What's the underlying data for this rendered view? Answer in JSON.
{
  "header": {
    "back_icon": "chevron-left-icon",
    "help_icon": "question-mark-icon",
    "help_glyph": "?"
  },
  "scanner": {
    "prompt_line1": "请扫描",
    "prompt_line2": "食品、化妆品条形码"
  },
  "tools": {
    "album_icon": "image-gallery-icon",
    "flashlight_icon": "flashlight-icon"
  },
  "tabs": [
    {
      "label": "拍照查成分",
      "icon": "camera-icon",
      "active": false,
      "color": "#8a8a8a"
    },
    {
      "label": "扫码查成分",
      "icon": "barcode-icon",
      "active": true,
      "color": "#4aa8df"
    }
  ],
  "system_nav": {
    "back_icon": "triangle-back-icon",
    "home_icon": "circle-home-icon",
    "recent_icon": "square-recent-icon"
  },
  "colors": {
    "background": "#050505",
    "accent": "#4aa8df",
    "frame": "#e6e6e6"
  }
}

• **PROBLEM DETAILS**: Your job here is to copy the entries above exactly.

• **TASK RESULT**:
What's the underlying data for this rendered view? Answer in JSON.
{
  "header": {
    "back_icon": "chevron-left-icon",
    "help_icon": "question-mark-icon",
    "help_glyph": "?"
  },
  "scanner": {
    "prompt_line1": "请扫描",
    "prompt_line2": "食品、化妆品条形码"
  },
  "tools": {
    "album_icon": "image-gallery-icon",
    "flashlight_icon": "flashlight-icon"
  },
  "tabs": [
    {
      "label": "拍照查成分",
      "icon": "camera-icon",
      "active": false,
      "color": "#8a8a8a"
    },
    {
      "label": "扫码查成分",
      "icon": "barcode-icon",
      "active": true,
      "color": "#4aa8df"
    }
  ],
  "system_nav": {
    "back_icon": "triangle-back-icon",
    "home_icon": "circle-home-icon",
    "recent_icon": "square-recent-icon"
  },
  "colors": {
    "background": "#050505",
    "accent": "#4aa8df",
    "frame": "#e6e6e6"
  }
}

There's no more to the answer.